Daniel and Carrie Ault, who are co-defendants in the case, were charged with 96 counts of improper disposal of a dead animal, a Class D felony; 15 counts of cruelty to an animal, a Class A misdemeanor; and two counts of neglect of a dependent child, a Class D felony.

It's hard for Stringer to fathom how anyone could expose animals to such miserable conditions, and more difficult yet to know that animals are living in similarly inhumane conditions elsewhere. But the experience on the Ault farm has also given her hope.

“Because we were able to do something that was that huge and seemed that impossible and that overwhelming ... that we were able to come out on top of that, it kind of took my limitations off of my possibilities.”

Stringer said she’s always amazed by the kindness of others. She’s often surprised by monetary and supply donations the shelter receives. That support helps her deal with the emotional trauma of seeing animals suffering from abuse.

“I think it’s real easy to put yourself in the negative, because that’s what you see,” she said. “But almost every day we have somebody do something nice.”

Graham said Stringer’s leadership skills and passion brought people together and helped rehabilitate the shelter’s image.

Before she took over, Stringer said, people who loved animals had a hard time coming to the Anderson shelter because of the conditions there and only went to the Humane Society of Madison County facility.

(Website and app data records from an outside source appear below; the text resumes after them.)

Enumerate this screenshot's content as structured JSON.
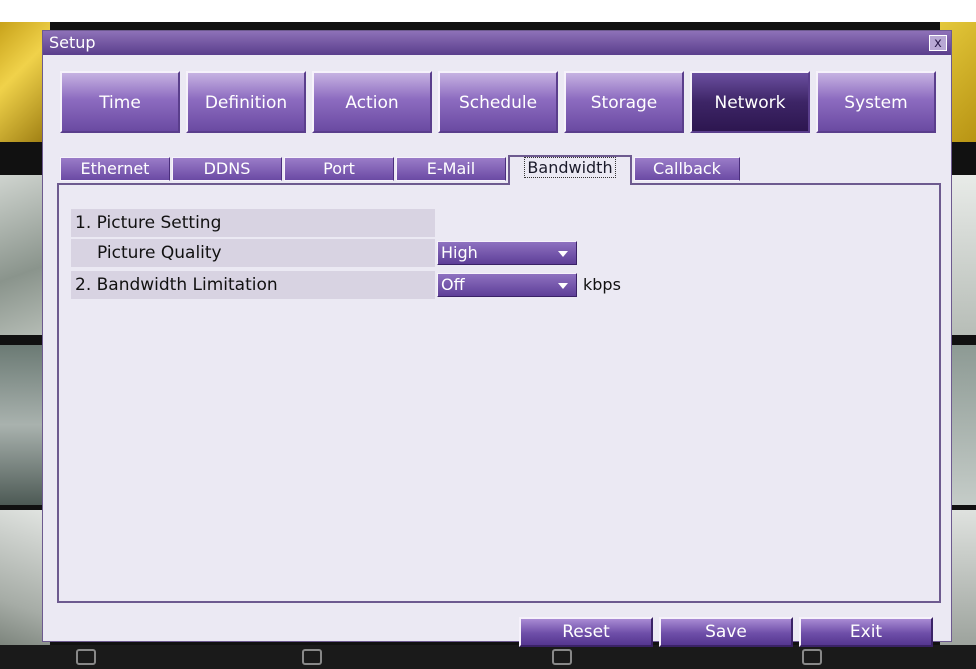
{
  "window": {
    "title": "Setup",
    "close_label": "x"
  },
  "main_tabs": [
    {
      "label": "Time",
      "active": false
    },
    {
      "label": "Definition",
      "active": false
    },
    {
      "label": "Action",
      "active": false
    },
    {
      "label": "Schedule",
      "active": false
    },
    {
      "label": "Storage",
      "active": false
    },
    {
      "label": "Network",
      "active": true
    },
    {
      "label": "System",
      "active": false
    }
  ],
  "sub_tabs": [
    {
      "label": "Ethernet",
      "active": false
    },
    {
      "label": "DDNS",
      "active": false
    },
    {
      "label": "Port",
      "active": false
    },
    {
      "label": "E-Mail",
      "active": false
    },
    {
      "label": "Bandwidth",
      "active": true
    },
    {
      "label": "Callback",
      "active": false
    }
  ],
  "settings": {
    "picture_setting_heading": "1. Picture Setting",
    "picture_quality_label": "Picture Quality",
    "picture_quality_value": "High",
    "bandwidth_limitation_label": "2. Bandwidth Limitation",
    "bandwidth_limitation_value": "Off",
    "bandwidth_unit": "kbps"
  },
  "buttons": {
    "reset": "Reset",
    "save": "Save",
    "exit": "Exit"
  },
  "colors": {
    "accent": "#6b4aa4",
    "active_tab": "#3d2566",
    "panel_bg": "#ebe9f3",
    "row_bg": "#d8d3e2"
  }
}
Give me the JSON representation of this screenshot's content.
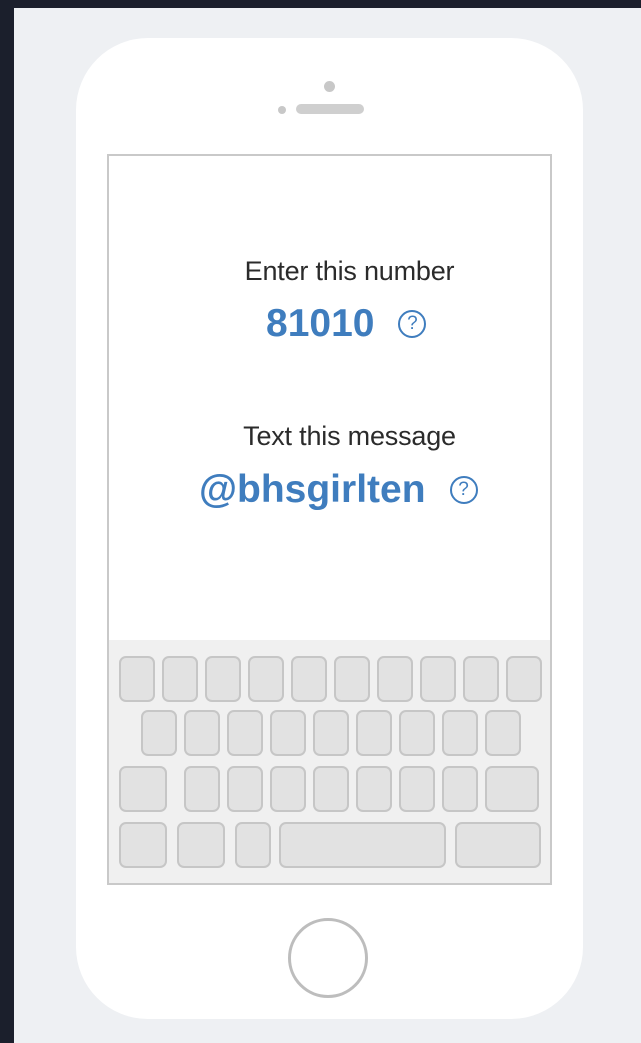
{
  "prompt": {
    "number_label": "Enter this number",
    "number_value": "81010",
    "message_label": "Text this message",
    "message_value": "@bhsgirlten",
    "help_glyph": "?"
  },
  "icons": {
    "help": "question-circle-icon"
  },
  "colors": {
    "accent": "#3f7dbe",
    "text": "#2b2b2b",
    "key_fill": "#e2e2e2",
    "key_border": "#c6c6c6"
  }
}
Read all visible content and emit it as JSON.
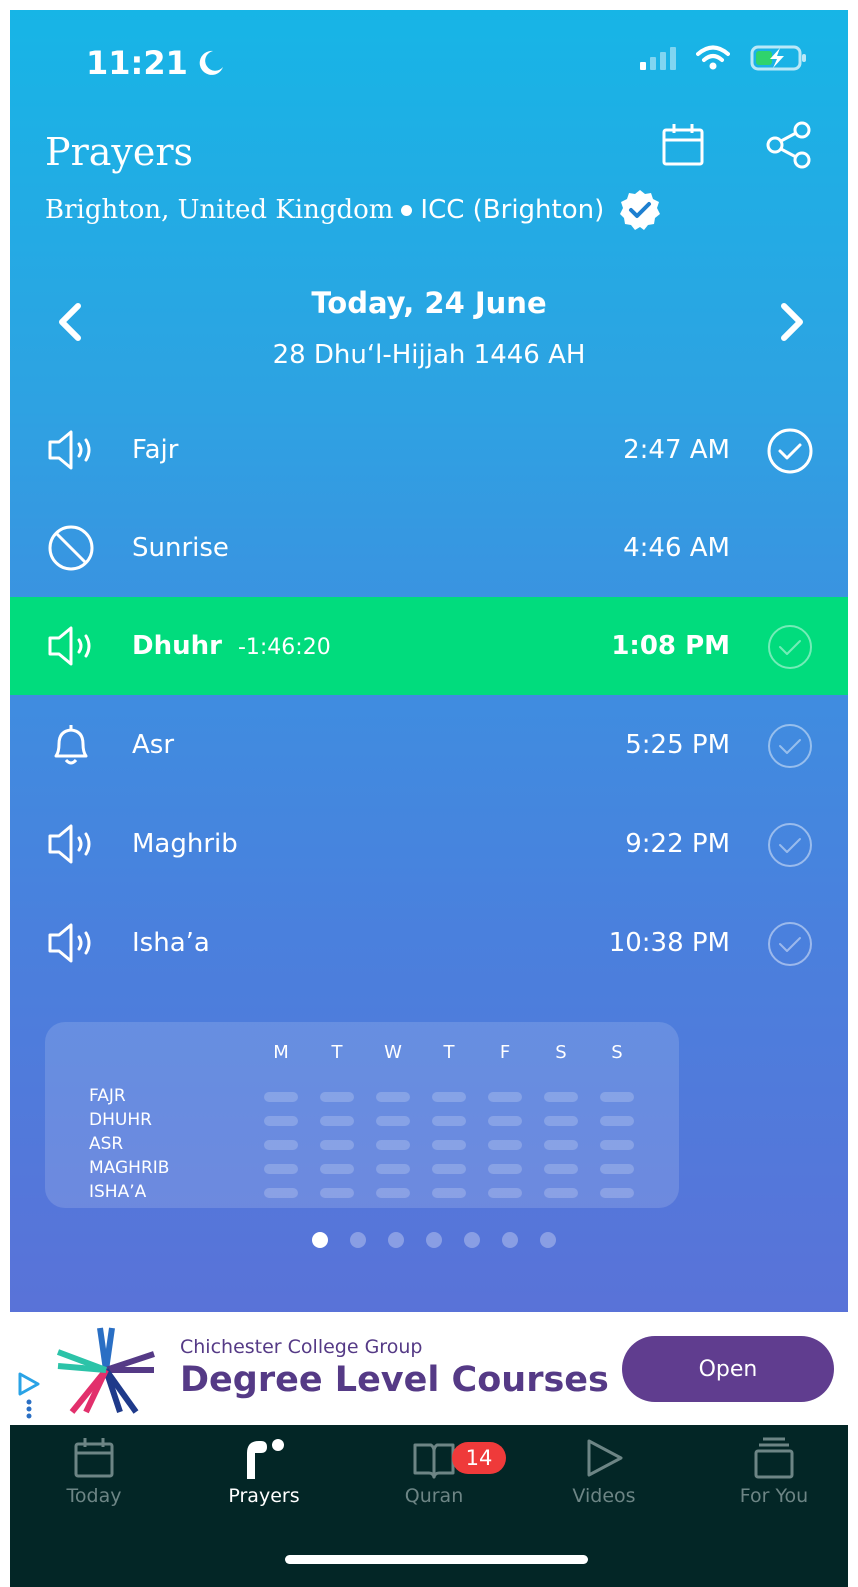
{
  "status_bar": {
    "time": "11:21"
  },
  "header": {
    "title": "Prayers",
    "city": "Brighton, United Kingdom",
    "mosque": "ICC (Brighton)"
  },
  "date": {
    "main": "Today, 24 June",
    "hijri": "28 Dhu‘l-Hijjah 1446 AH"
  },
  "prayers": [
    {
      "name": "Fajr",
      "time": "2:47 AM",
      "icon": "speaker-icon",
      "checked": true
    },
    {
      "name": "Sunrise",
      "time": "4:46 AM",
      "icon": "no-sound-icon",
      "checked": null
    },
    {
      "name": "Dhuhr",
      "countdown": "-1:46:20",
      "time": "1:08 PM",
      "icon": "speaker-icon",
      "checked": false,
      "active": true
    },
    {
      "name": "Asr",
      "time": "5:25 PM",
      "icon": "bell-icon",
      "checked": false
    },
    {
      "name": "Maghrib",
      "time": "9:22 PM",
      "icon": "speaker-icon",
      "checked": false
    },
    {
      "name": "Isha’a",
      "time": "10:38 PM",
      "icon": "speaker-icon",
      "checked": false
    }
  ],
  "tracker": {
    "days": [
      "M",
      "T",
      "W",
      "T",
      "F",
      "S",
      "S"
    ],
    "prayers": [
      "FAJR",
      "DHUHR",
      "ASR",
      "MAGHRIB",
      "ISHA’A"
    ]
  },
  "pager": {
    "count": 7,
    "active": 0
  },
  "ad": {
    "company": "Chichester College Group",
    "headline": "Degree Level Courses",
    "button": "Open"
  },
  "tabs": [
    {
      "label": "Today",
      "icon": "calendar-icon"
    },
    {
      "label": "Prayers",
      "icon": "prayers-logo-icon",
      "active": true
    },
    {
      "label": "Quran",
      "icon": "book-icon",
      "badge": "14"
    },
    {
      "label": "Videos",
      "icon": "play-icon"
    },
    {
      "label": "For You",
      "icon": "stack-icon"
    }
  ],
  "colors": {
    "gradient_top": "#17b5e6",
    "gradient_bottom": "#5a72d8",
    "active_row": "#01dc7d",
    "ad_purple": "#603d8f",
    "tabbar": "#032626",
    "badge": "#ef3a3a"
  }
}
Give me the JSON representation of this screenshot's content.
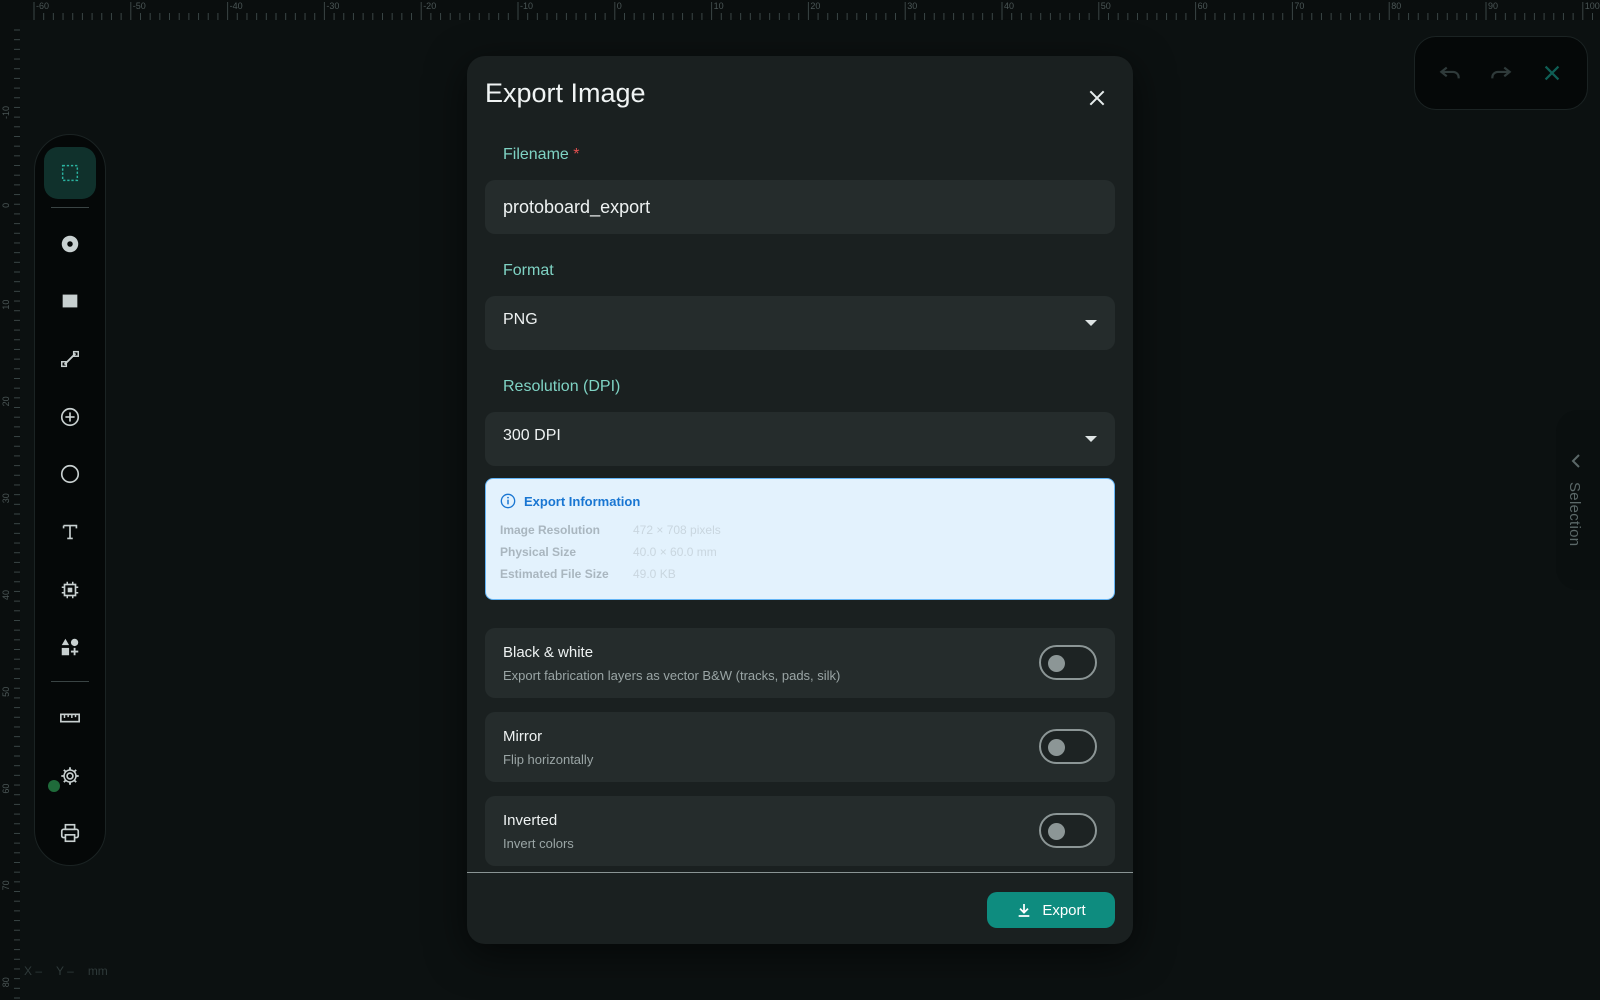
{
  "rulers": {
    "top_labels": [
      "-60",
      "-50",
      "-40",
      "-30",
      "-20",
      "-10",
      "0",
      "10",
      "20",
      "30",
      "40",
      "50",
      "60",
      "70",
      "80",
      "90",
      "100"
    ],
    "left_labels": [
      "-10",
      "0",
      "10",
      "20",
      "30",
      "40",
      "50",
      "60",
      "70",
      "80"
    ]
  },
  "toolbar": {
    "items": [
      {
        "icon": "selection-box-icon",
        "active": true
      },
      {
        "icon": "pad-icon"
      },
      {
        "icon": "rectangle-icon"
      },
      {
        "icon": "track-icon"
      },
      {
        "icon": "via-icon"
      },
      {
        "icon": "circle-icon"
      },
      {
        "icon": "text-icon"
      },
      {
        "icon": "chip-icon"
      },
      {
        "icon": "shapes-icon"
      },
      {
        "icon": "ruler-icon"
      },
      {
        "icon": "gear-icon"
      },
      {
        "icon": "printer-icon"
      }
    ]
  },
  "coords": {
    "x": "X –",
    "y": "Y –",
    "unit": "mm"
  },
  "side_panel": {
    "label": "Selection"
  },
  "dialog": {
    "title": "Export Image",
    "filename": {
      "label": "Filename",
      "required_mark": "*",
      "value": "protoboard_export"
    },
    "format": {
      "label": "Format",
      "value": "PNG"
    },
    "resolution": {
      "label": "Resolution (DPI)",
      "value": "300 DPI"
    },
    "info": {
      "title": "Export Information",
      "rows": [
        {
          "key": "Image Resolution",
          "value": "472 × 708 pixels"
        },
        {
          "key": "Physical Size",
          "value": "40.0 × 60.0 mm"
        },
        {
          "key": "Estimated File Size",
          "value": "49.0 KB"
        }
      ]
    },
    "toggles": [
      {
        "title": "Black & white",
        "subtitle": "Export fabrication layers as vector B&W (tracks, pads, silk)",
        "on": false
      },
      {
        "title": "Mirror",
        "subtitle": "Flip horizontally",
        "on": false
      },
      {
        "title": "Inverted",
        "subtitle": "Invert colors",
        "on": false
      }
    ],
    "export_label": "Export"
  },
  "colors": {
    "accent": "#0e8c7f",
    "label": "#7fd3c4",
    "info_bg": "#e3f2fd",
    "info_text": "#1976d2"
  }
}
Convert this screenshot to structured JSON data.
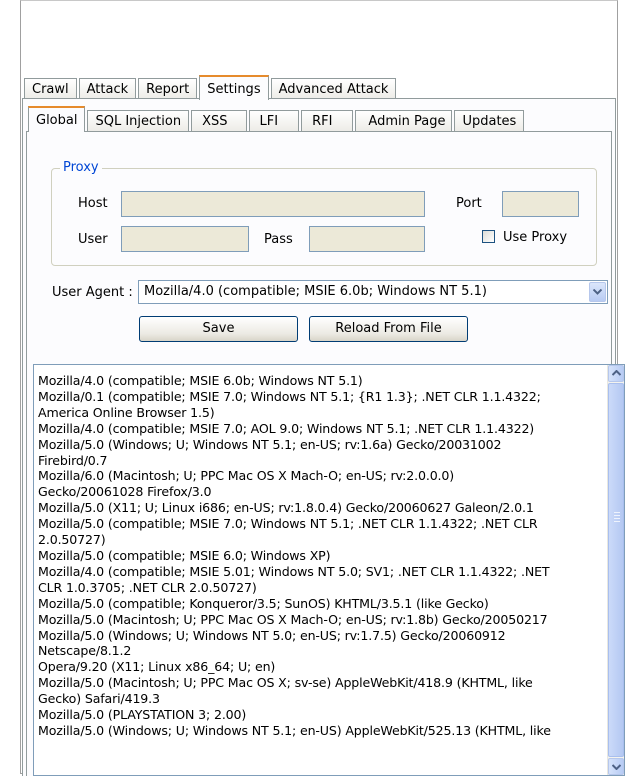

Now, people go to both shelters.

Stringer joined with others in the aftermath of the Ault animal farm rescue to push for stricter local animal protection laws. As a result, county commissioners signed a new ordinance in October that more clearly defines the responsibilities of those who own or board animals. The new ordinance also established more severe punishments for those who run afoul of the law.

Now, Stringer's main focus is continued improvement of the Anderson animal shelter. Her childhood vision of a sanctuary for homeless animals still burns brightly in her mind.

“I think I’ll end up having my vision,” she said. “I’m not sure how, but I think I’ll have my sanctuary just like I wanted.”

Like Kelly Dickey on Facebook and follow her on Twitter @KellyD_THB, or call 640-4805.

About the APL shelter Specifics about the non-profit Animal Protection League Shelter, supported by and serving the City of Anderson: Founded: APL established in 2003. Took over management and operations of city shelter in 2011. Director: Maleah Stringer. Salary $42,000, no benefits. On call 24/7 Animals served in 2013: About 3,000 cats and dogs Budget: About $200,000 is budgeted for the shelter by the city. Donations: As of November, about $238,000 received this year through November. Policy: The low-kill shelter must accept all animals brought to it from within the city limits and contracted areas. Paid employees: 2 full time, 13 part time Source: Maleah Stringer